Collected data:

○ ○ ○ ○ ○

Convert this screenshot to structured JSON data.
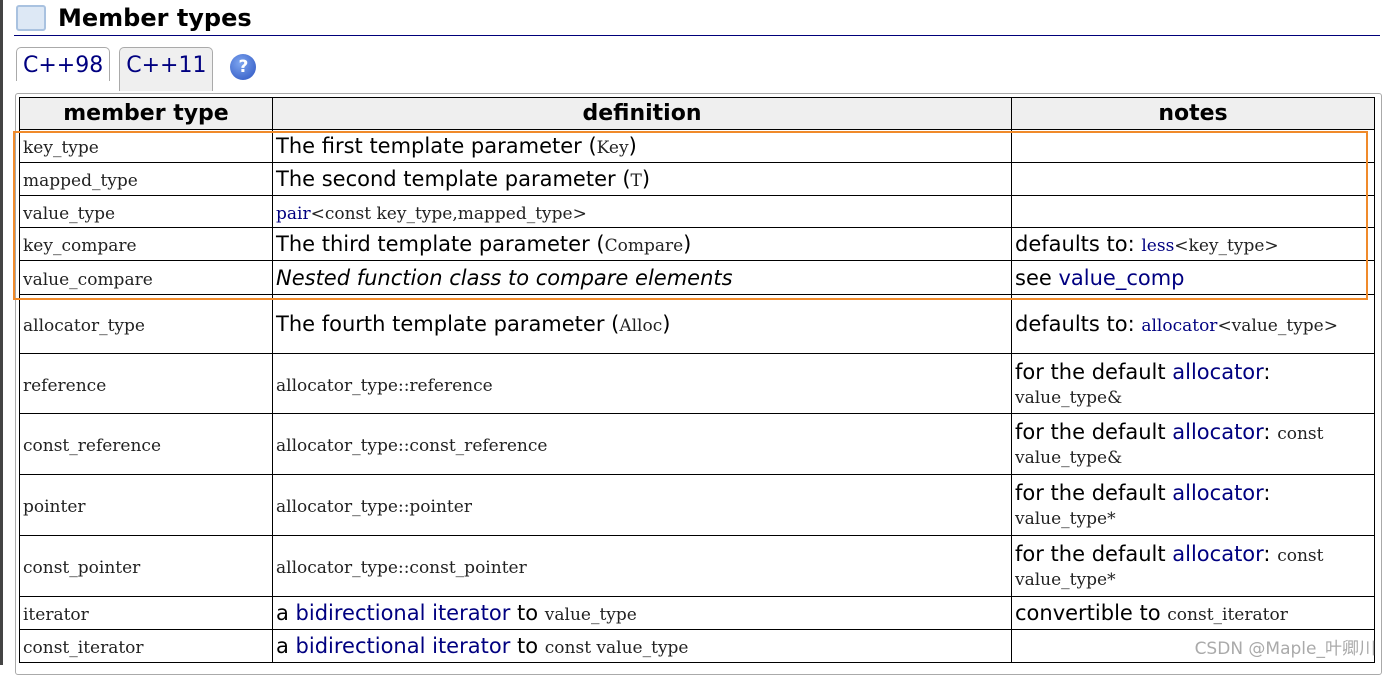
{
  "section_title": "Member types",
  "tabs": [
    "C++98",
    "C++11"
  ],
  "help_icon": "?",
  "headers": [
    "member type",
    "definition",
    "notes"
  ],
  "rows": [
    {
      "type": "key_type",
      "def": [
        {
          "t": "The first template parameter ("
        },
        {
          "t": "Key",
          "s": "code"
        },
        {
          "t": ")"
        }
      ],
      "notes": []
    },
    {
      "type": "mapped_type",
      "def": [
        {
          "t": "The second template parameter ("
        },
        {
          "t": "T",
          "s": "code"
        },
        {
          "t": ")"
        }
      ],
      "notes": []
    },
    {
      "type": "value_type",
      "def": [
        {
          "t": "pair",
          "s": "code link"
        },
        {
          "t": "<const key_type,mapped_type>",
          "s": "code"
        }
      ],
      "notes": []
    },
    {
      "type": "key_compare",
      "def": [
        {
          "t": "The third template parameter ("
        },
        {
          "t": "Compare",
          "s": "code"
        },
        {
          "t": ")"
        }
      ],
      "notes": [
        {
          "t": "defaults to: "
        },
        {
          "t": "less",
          "s": "code link"
        },
        {
          "t": "<key_type>",
          "s": "code"
        }
      ]
    },
    {
      "type": "value_compare",
      "def": [
        {
          "t": "Nested function class to compare elements",
          "s": "italic"
        }
      ],
      "notes": [
        {
          "t": "see "
        },
        {
          "t": "value_comp",
          "s": "link"
        }
      ]
    },
    {
      "type": "allocator_type",
      "def": [
        {
          "t": "The fourth template parameter ("
        },
        {
          "t": "Alloc",
          "s": "code"
        },
        {
          "t": ")"
        }
      ],
      "notes": [
        {
          "t": "defaults to: "
        },
        {
          "t": "allocator",
          "s": "code link"
        },
        {
          "t": "<value_type>",
          "s": "code"
        }
      ]
    },
    {
      "type": "reference",
      "def": [
        {
          "t": "allocator_type::reference",
          "s": "code"
        }
      ],
      "notes": [
        {
          "t": "for the default "
        },
        {
          "t": "allocator",
          "s": "link"
        },
        {
          "t": ": "
        },
        {
          "t": "value_type&",
          "s": "code"
        }
      ]
    },
    {
      "type": "const_reference",
      "def": [
        {
          "t": "allocator_type::const_reference",
          "s": "code"
        }
      ],
      "notes": [
        {
          "t": "for the default "
        },
        {
          "t": "allocator",
          "s": "link"
        },
        {
          "t": ": "
        },
        {
          "t": "const value_type&",
          "s": "code"
        }
      ]
    },
    {
      "type": "pointer",
      "def": [
        {
          "t": "allocator_type::pointer",
          "s": "code"
        }
      ],
      "notes": [
        {
          "t": "for the default "
        },
        {
          "t": "allocator",
          "s": "link"
        },
        {
          "t": ": "
        },
        {
          "t": "value_type*",
          "s": "code"
        }
      ]
    },
    {
      "type": "const_pointer",
      "def": [
        {
          "t": "allocator_type::const_pointer",
          "s": "code"
        }
      ],
      "notes": [
        {
          "t": "for the default "
        },
        {
          "t": "allocator",
          "s": "link"
        },
        {
          "t": ": "
        },
        {
          "t": "const value_type*",
          "s": "code"
        }
      ]
    },
    {
      "type": "iterator",
      "def": [
        {
          "t": "a "
        },
        {
          "t": "bidirectional iterator",
          "s": "link"
        },
        {
          "t": " to "
        },
        {
          "t": "value_type",
          "s": "code"
        }
      ],
      "notes": [
        {
          "t": "convertible to "
        },
        {
          "t": "const_iterator",
          "s": "code"
        }
      ]
    },
    {
      "type": "const_iterator",
      "def": [
        {
          "t": "a "
        },
        {
          "t": "bidirectional iterator",
          "s": "link"
        },
        {
          "t": " to "
        },
        {
          "t": "const value_type",
          "s": "code"
        }
      ],
      "notes": []
    }
  ],
  "watermark": "CSDN @Maple_叶卿川"
}
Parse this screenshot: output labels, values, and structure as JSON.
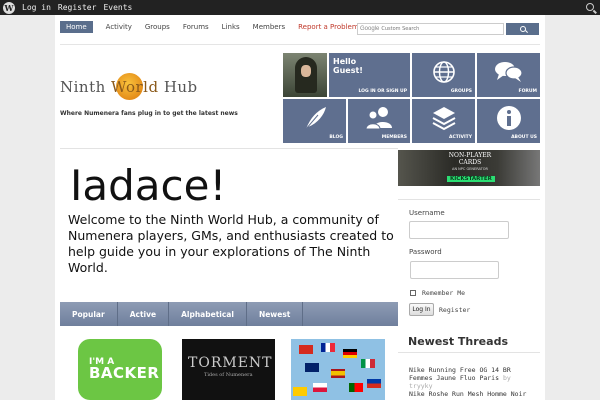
{
  "adminbar": {
    "links": [
      "Log in",
      "Register",
      "Events"
    ]
  },
  "nav": {
    "items": [
      "Home",
      "Activity",
      "Groups",
      "Forums",
      "Links",
      "Members",
      "Report a Problem"
    ],
    "search_placeholder": "Custom Search",
    "search_brand": "Google"
  },
  "logo": {
    "part1": "Ninth ",
    "part2": "World",
    "part3": " Hub"
  },
  "tagline": "Where Numenera fans plug in to get the latest news",
  "tiles": {
    "hello": "Hello Guest!",
    "login": "Log in or sign up",
    "groups": "Groups",
    "forum": "Forum",
    "blog": "Blog",
    "members": "Members",
    "activity": "Activity",
    "about": "About us"
  },
  "welcome": {
    "title": "Iadace!",
    "text": "Welcome to the Ninth World Hub, a community of Numenera players, GMs, and enthusiasts created to help guide you in your explorations of The Ninth World."
  },
  "tabs": [
    "Popular",
    "Active",
    "Alphabetical",
    "Newest"
  ],
  "groups": {
    "backer_1": "I'M A",
    "backer_2": "BACKER",
    "torment_1": "TORMENT",
    "torment_2": "Tides of Numenera"
  },
  "banner": {
    "title": "NON-PLAYER CARDS",
    "subtitle": "AN NPC GENERATOR",
    "ks": "KICKSTARTER"
  },
  "login": {
    "username_label": "Username",
    "password_label": "Password",
    "remember_label": "Remember Me",
    "login_button": "Log In",
    "register_link": "Register"
  },
  "threads": {
    "heading": "Newest Threads",
    "items": [
      {
        "title": "Nike Running Free OG 14 BR Femmes Jaune Fluo Paris",
        "by": "by tryyky"
      },
      {
        "title": "Nike Roshe Run Mesh Homme Noir",
        "by": ""
      }
    ]
  }
}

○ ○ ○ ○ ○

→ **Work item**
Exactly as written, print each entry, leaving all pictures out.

→ **Solution for this problem**
Convert this screenshot to structured JSON data.
{
  "section_title": "Member types",
  "tabs": [
    "C++98",
    "C++11"
  ],
  "help_icon": "?",
  "headers": [
    "member type",
    "definition",
    "notes"
  ],
  "rows": [
    {
      "type": "key_type",
      "def": [
        {
          "t": "The first template parameter ("
        },
        {
          "t": "Key",
          "s": "code"
        },
        {
          "t": ")"
        }
      ],
      "notes": []
    },
    {
      "type": "mapped_type",
      "def": [
        {
          "t": "The second template parameter ("
        },
        {
          "t": "T",
          "s": "code"
        },
        {
          "t": ")"
        }
      ],
      "notes": []
    },
    {
      "type": "value_type",
      "def": [
        {
          "t": "pair",
          "s": "code link"
        },
        {
          "t": "<const key_type,mapped_type>",
          "s": "code"
        }
      ],
      "notes": []
    },
    {
      "type": "key_compare",
      "def": [
        {
          "t": "The third template parameter ("
        },
        {
          "t": "Compare",
          "s": "code"
        },
        {
          "t": ")"
        }
      ],
      "notes": [
        {
          "t": "defaults to: "
        },
        {
          "t": "less",
          "s": "code link"
        },
        {
          "t": "<key_type>",
          "s": "code"
        }
      ]
    },
    {
      "type": "value_compare",
      "def": [
        {
          "t": "Nested function class to compare elements",
          "s": "italic"
        }
      ],
      "notes": [
        {
          "t": "see "
        },
        {
          "t": "value_comp",
          "s": "link"
        }
      ]
    },
    {
      "type": "allocator_type",
      "def": [
        {
          "t": "The fourth template parameter ("
        },
        {
          "t": "Alloc",
          "s": "code"
        },
        {
          "t": ")"
        }
      ],
      "notes": [
        {
          "t": "defaults to: "
        },
        {
          "t": "allocator",
          "s": "code link"
        },
        {
          "t": "<value_type>",
          "s": "code"
        }
      ]
    },
    {
      "type": "reference",
      "def": [
        {
          "t": "allocator_type::reference",
          "s": "code"
        }
      ],
      "notes": [
        {
          "t": "for the default "
        },
        {
          "t": "allocator",
          "s": "link"
        },
        {
          "t": ": "
        },
        {
          "t": "value_type&",
          "s": "code"
        }
      ]
    },
    {
      "type": "const_reference",
      "def": [
        {
          "t": "allocator_type::const_reference",
          "s": "code"
        }
      ],
      "notes": [
        {
          "t": "for the default "
        },
        {
          "t": "allocator",
          "s": "link"
        },
        {
          "t": ": "
        },
        {
          "t": "const value_type&",
          "s": "code"
        }
      ]
    },
    {
      "type": "pointer",
      "def": [
        {
          "t": "allocator_type::pointer",
          "s": "code"
        }
      ],
      "notes": [
        {
          "t": "for the default "
        },
        {
          "t": "allocator",
          "s": "link"
        },
        {
          "t": ": "
        },
        {
          "t": "value_type*",
          "s": "code"
        }
      ]
    },
    {
      "type": "const_pointer",
      "def": [
        {
          "t": "allocator_type::const_pointer",
          "s": "code"
        }
      ],
      "notes": [
        {
          "t": "for the default "
        },
        {
          "t": "allocator",
          "s": "link"
        },
        {
          "t": ": "
        },
        {
          "t": "const value_type*",
          "s": "code"
        }
      ]
    },
    {
      "type": "iterator",
      "def": [
        {
          "t": "a "
        },
        {
          "t": "bidirectional iterator",
          "s": "link"
        },
        {
          "t": " to "
        },
        {
          "t": "value_type",
          "s": "code"
        }
      ],
      "notes": [
        {
          "t": "convertible to "
        },
        {
          "t": "const_iterator",
          "s": "code"
        }
      ]
    },
    {
      "type": "const_iterator",
      "def": [
        {
          "t": "a "
        },
        {
          "t": "bidirectional iterator",
          "s": "link"
        },
        {
          "t": " to "
        },
        {
          "t": "const value_type",
          "s": "code"
        }
      ],
      "notes": []
    }
  ],
  "watermark": "CSDN @Maple_叶卿川"
}
Parse this screenshot: output labels, values, and structure as JSON.
{
  "adminbar": {
    "links": [
      "Log in",
      "Register",
      "Events"
    ]
  },
  "nav": {
    "items": [
      "Home",
      "Activity",
      "Groups",
      "Forums",
      "Links",
      "Members",
      "Report a Problem"
    ],
    "search_placeholder": "Custom Search",
    "search_brand": "Google"
  },
  "logo": {
    "part1": "Ninth ",
    "part2": "World",
    "part3": " Hub"
  },
  "tagline": "Where Numenera fans plug in to get the latest news",
  "tiles": {
    "hello": "Hello Guest!",
    "login": "Log in or sign up",
    "groups": "Groups",
    "forum": "Forum",
    "blog": "Blog",
    "members": "Members",
    "activity": "Activity",
    "about": "About us"
  },
  "welcome": {
    "title": "Iadace!",
    "text": "Welcome to the Ninth World Hub, a community of Numenera players, GMs, and enthusiasts created to help guide you in your explorations of The Ninth World."
  },
  "tabs": [
    "Popular",
    "Active",
    "Alphabetical",
    "Newest"
  ],
  "groups": {
    "backer_1": "I'M A",
    "backer_2": "BACKER",
    "torment_1": "TORMENT",
    "torment_2": "Tides of Numenera"
  },
  "banner": {
    "title": "NON-PLAYER CARDS",
    "subtitle": "AN NPC GENERATOR",
    "ks": "KICKSTARTER"
  },
  "login": {
    "username_label": "Username",
    "password_label": "Password",
    "remember_label": "Remember Me",
    "login_button": "Log In",
    "register_link": "Register"
  },
  "threads": {
    "heading": "Newest Threads",
    "items": [
      {
        "title": "Nike Running Free OG 14 BR Femmes Jaune Fluo Paris",
        "by": "by tryyky"
      },
      {
        "title": "Nike Roshe Run Mesh Homme Noir",
        "by": ""
      }
    ]
  }
}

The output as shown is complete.